Scams often seem like the perfect solution to a problem or the promise of something better. (Your house painted at a discount, right now, or your savings increased after just a few simple steps.) You’ll likely feel some doubt when you encounter a scam, but you overrule your doubt because you WANT it to be true. This tendency to convince ourselves otherwise makes the scammer’s job easier.
Unless you’re talking about a tradesperson that you’ve chosen yourself after getting multiple unsolicited quotes and checking references, wanting cash in advance before doing work is a huge red flag.
So if someone requires cold hard cash from you, a cashier’s check, a money order, or access to your bank account. Run! Scammers are not stupid. They want money up front, because they have no intention of doing whatever it was they said they would do. They will also often offer to send YOU money, in exchange for you sending a portion of it back. (See cashier’s check fraud for info on one common scam.)
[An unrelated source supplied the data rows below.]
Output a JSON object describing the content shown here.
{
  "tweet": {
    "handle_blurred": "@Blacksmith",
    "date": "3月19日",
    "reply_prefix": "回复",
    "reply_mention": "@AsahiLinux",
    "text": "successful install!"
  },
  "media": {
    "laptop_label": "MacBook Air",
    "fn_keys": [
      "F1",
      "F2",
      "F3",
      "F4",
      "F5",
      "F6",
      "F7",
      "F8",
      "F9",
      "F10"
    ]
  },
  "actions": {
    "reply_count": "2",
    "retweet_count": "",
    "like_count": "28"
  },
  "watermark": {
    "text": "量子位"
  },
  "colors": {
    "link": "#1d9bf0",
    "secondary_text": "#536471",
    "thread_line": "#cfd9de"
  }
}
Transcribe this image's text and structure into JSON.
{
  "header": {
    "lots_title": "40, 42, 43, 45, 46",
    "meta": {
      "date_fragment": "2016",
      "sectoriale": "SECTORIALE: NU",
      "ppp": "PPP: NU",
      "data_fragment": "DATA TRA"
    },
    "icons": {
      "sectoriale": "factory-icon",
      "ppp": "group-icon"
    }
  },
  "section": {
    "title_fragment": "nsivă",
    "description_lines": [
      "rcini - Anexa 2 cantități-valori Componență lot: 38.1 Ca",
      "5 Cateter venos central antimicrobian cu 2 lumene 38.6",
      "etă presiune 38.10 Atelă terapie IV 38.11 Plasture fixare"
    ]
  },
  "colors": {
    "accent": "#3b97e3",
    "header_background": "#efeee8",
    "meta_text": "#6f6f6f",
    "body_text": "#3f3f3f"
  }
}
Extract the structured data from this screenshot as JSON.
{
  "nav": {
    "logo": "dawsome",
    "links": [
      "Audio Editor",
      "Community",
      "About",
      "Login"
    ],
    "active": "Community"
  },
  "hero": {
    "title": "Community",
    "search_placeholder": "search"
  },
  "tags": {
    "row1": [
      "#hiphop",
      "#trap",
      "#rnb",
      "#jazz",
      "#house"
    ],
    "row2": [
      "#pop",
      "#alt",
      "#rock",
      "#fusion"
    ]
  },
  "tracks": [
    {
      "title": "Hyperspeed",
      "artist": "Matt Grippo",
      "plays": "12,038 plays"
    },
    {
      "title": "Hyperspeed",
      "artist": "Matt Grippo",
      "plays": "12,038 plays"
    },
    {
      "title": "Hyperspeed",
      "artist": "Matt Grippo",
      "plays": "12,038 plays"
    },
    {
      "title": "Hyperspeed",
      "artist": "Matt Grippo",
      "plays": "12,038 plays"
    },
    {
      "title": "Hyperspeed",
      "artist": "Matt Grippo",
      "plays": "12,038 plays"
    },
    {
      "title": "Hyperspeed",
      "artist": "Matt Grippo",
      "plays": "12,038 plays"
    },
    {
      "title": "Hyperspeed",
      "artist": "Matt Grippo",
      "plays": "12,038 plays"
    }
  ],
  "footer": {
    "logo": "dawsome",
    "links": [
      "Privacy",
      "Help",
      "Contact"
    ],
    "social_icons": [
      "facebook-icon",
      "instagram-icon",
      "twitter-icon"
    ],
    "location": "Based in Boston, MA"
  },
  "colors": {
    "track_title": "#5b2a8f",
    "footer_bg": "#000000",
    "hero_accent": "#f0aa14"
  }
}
If your first instinct is to refuse an offer, the scammer will often come up with a better offer. And then a better one, and a better one, until you begin to think it’s worth a shot. It’s not. There’s a reason the “deal” sounds almost-unbelievable.
While you certainly should be able to prove that real offers work, and there are plenty of legitimate guarantees, in the case of scam the proof and guarantee are used to push you away from your suspicions and into the buy. This is especially true in the case of big scams and swindles aimed at people with access to a lot of money.
Of course, in the case of a scam this proof is manufactured using accomplices or unsuspecting targets, and any guarantee is worthless.
For example, it would be easy for someone to SAY you’ll get $500 for passing along this post to five others (you won’t), and it would be equally easy to offer proof that you will actually receive the $500 by giving $500 to one person after they passed along the post and then giving YOU the name of that happy person to check with. But that sort of manufactured proof is worthless and no proof at all. (See Confessions of a Con Artist for the tactics one veteran scammer used.)
Another tactic is for the scammer to do a very small part of the job to your satisfaction as proof of their abilities, and then explain that the rest will “take longer” but that they need the money now for whatever plausible-sounding reason. (Which is what happened to me.)
Yup, this tip is about you. Being vulnerable makes you ripe for scamming. And since no one wants to think of themselves as elderly, uninformed, or desperate, we’re ALL easy marks from time to time. Don’t believe that could describe you?
We’re all going to get old someday, if we aren’t already. No one knows everything about everything, which means there are at least some areas that we’re ALL uninformed in. And who hasn’t felt desperate at least once or twice in their life?
But admitting all that? That’s a different story. It’s what makes people an easy mark. So if you’re feeling vulnerable or pressured, watch out.
You know the saying, if it sounds too good to be true it probably is? Change that to “if it sounds too good to be true, it IS” and you’ll likely avoid most scams. It’s the “probably” that trips many people up.
If you think something may be a scam, you can check sites like snopes.com, the FBI, and with your local government or police. Don’t forget to have documents looked over by a reputable lawyer of your choosing, either.
REAL offers won’t disappear after a little fact-checking, so you have nothing to lose by taking the time to investigate with the authorities, and everything to gain. You can avoid most scams entirely by simply saying no to all unsolicited offers.